The cold case unit, working with Old Saybrook police, took on the Miller case last fall.
Authorities say James Clayton, 48, Miller's live-in boyfriend at the time of her disappearance, remains the prime suspect. Clayton told police he saw Miller leave the morning of Sept. 22 in a pickup truck driven by a man.
Miller's father, the late Carlton Miller of Deep River, reported his daughter missing to police on Sept.
29. Clayton allegedly told investigators he didn't report his girlfriend's disappearance because he thought that would jeopardize her chances of getting a job with state police.
Cushions were missing from a couch in the residence. They were never recovered, but police said they found specks of blood on the couch springs.
With the perfection of DNA technology, authorities are now able to seek analysis of the blood to see if there is a DNA match with the missing woman.
Old Saybrook police Detective Sgt. Eugean Heiney said the cold case squad is awaiting results from testing being done at a laboratory in Pennsylvania. They hope that such physical evidence could lead to an arrest.
Some months ago, local and state police conducted a search of woods in Deep River that had been owned by the Miller family. Morano said he could not comment on the results of that search.
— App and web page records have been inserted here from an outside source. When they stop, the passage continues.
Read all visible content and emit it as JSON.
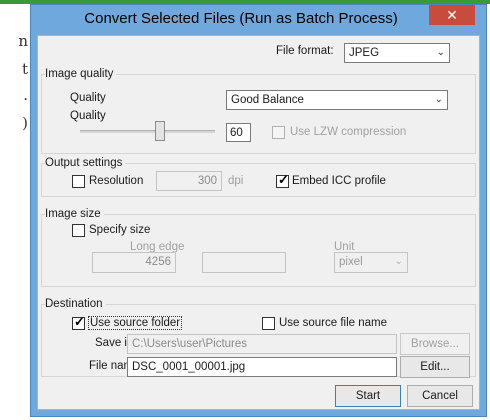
{
  "background_window": {
    "chars": [
      "n",
      "t",
      ".",
      ")"
    ]
  },
  "dialog": {
    "title": "Convert Selected Files (Run as Batch Process)",
    "close_label": "✕"
  },
  "file_format": {
    "label": "File format:",
    "value": "JPEG"
  },
  "image_quality": {
    "group_title": "Image quality",
    "quality_label": "Quality",
    "quality_preset": "Good Balance",
    "quality_slider_label": "Quality",
    "quality_value": "60",
    "quality_fraction": 0.6,
    "lzw_label": "Use LZW compression",
    "lzw_checked": false
  },
  "output_settings": {
    "group_title": "Output settings",
    "resolution_label": "Resolution",
    "resolution_checked": false,
    "resolution_value": "300",
    "resolution_unit": "dpi",
    "embed_icc_label": "Embed ICC profile",
    "embed_icc_checked": true
  },
  "image_size": {
    "group_title": "Image size",
    "specify_size_label": "Specify size",
    "specify_size_checked": false,
    "long_edge_label": "Long edge",
    "long_edge_value": "4256",
    "second_value": "",
    "unit_label": "Unit",
    "unit_value": "pixel"
  },
  "destination": {
    "group_title": "Destination",
    "use_source_folder_label": "Use source folder",
    "use_source_folder_checked": true,
    "use_source_file_name_label": "Use source file name",
    "use_source_file_name_checked": false,
    "save_in_label": "Save in:",
    "save_in_value": "C:\\Users\\user\\Pictures",
    "browse_label": "Browse...",
    "file_name_label": "File name:",
    "file_name_value": "DSC_0001_00001.jpg",
    "edit_label": "Edit..."
  },
  "buttons": {
    "start_label": "Start",
    "cancel_label": "Cancel"
  },
  "icons": {
    "dropdown": "chevron-down-icon",
    "check": "checkmark-icon",
    "close": "close-icon"
  },
  "colors": {
    "title_bar": "#6fa8dc",
    "close_button": "#c74c3c",
    "green_bar": "#3a9a3a"
  }
}
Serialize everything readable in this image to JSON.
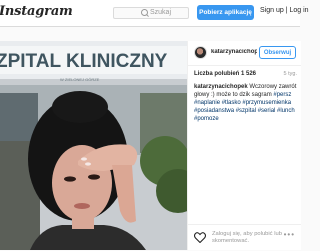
{
  "header": {
    "logo": "Instagram",
    "search_placeholder": "Szukaj",
    "app_button": "Pobierz aplikację",
    "signup": "Sign up",
    "separator": "|",
    "login": "Log in"
  },
  "photo": {
    "sign_text": "ZPITAL KLINICZNY",
    "sub_text": "W ZIELONEJ GÓRZE"
  },
  "post": {
    "username": "katarzynacichop...",
    "follow_button": "Obserwuj",
    "likes": "Liczba polubień 1 526",
    "time": "5 tyg.",
    "caption_user": "katarzynacichopek",
    "caption_text": "Wczorowy zawrót głowy :) może to dzik sagram",
    "caption_tags": "#persz #naplanie #tlasko #przymusemienka #posiadanstwa #szpital #serial #lunch #pomoze",
    "login_prompt": "Zaloguj się, aby polubić lub skomentować.",
    "more": "•••"
  }
}
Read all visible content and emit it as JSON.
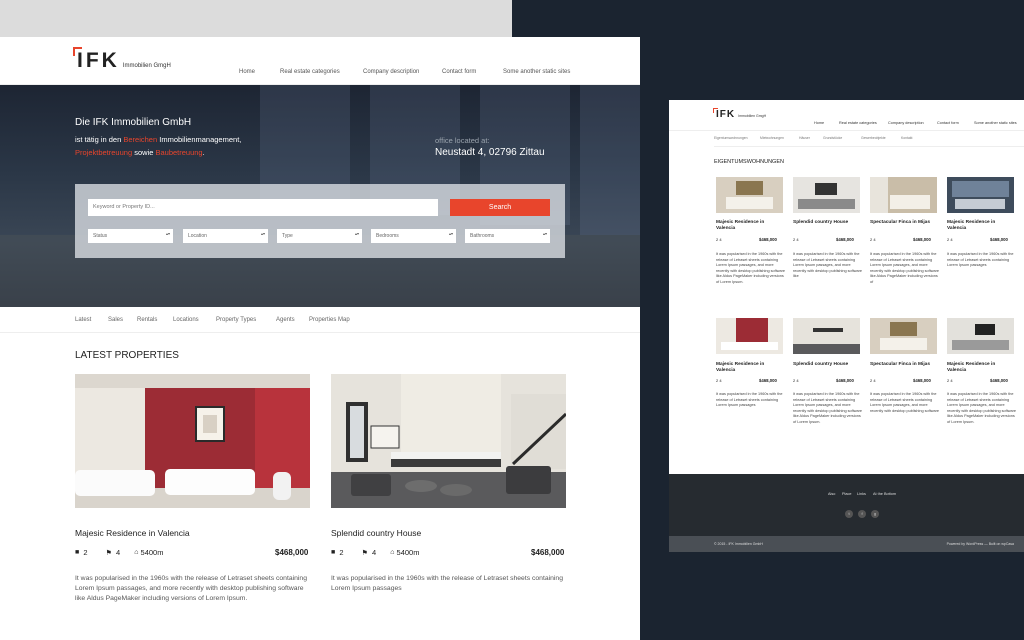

Meanwhile, authorities are able to keep close tabs on Clayton, 48, who is doing five years in the U.S.
Army prison in Fort Leavenworth, Kan., for attempted murder.
Clayton, a captain in the Army medical corps, was found guilty on April 11 of attacking a fellow officer and friend with a hammer during an alleged robbery attempt in Hawaii, where the two were stationed.
Heiney said Connecticut law enforcement agencies have been in contact with the Army's Office of Judge Advocate to glean information on the attempted-murder case that might be helpful in the Miller probe, and also intend to interview the victim.http://www.nhregister.com/articles/2002/07...ort/4845179.txt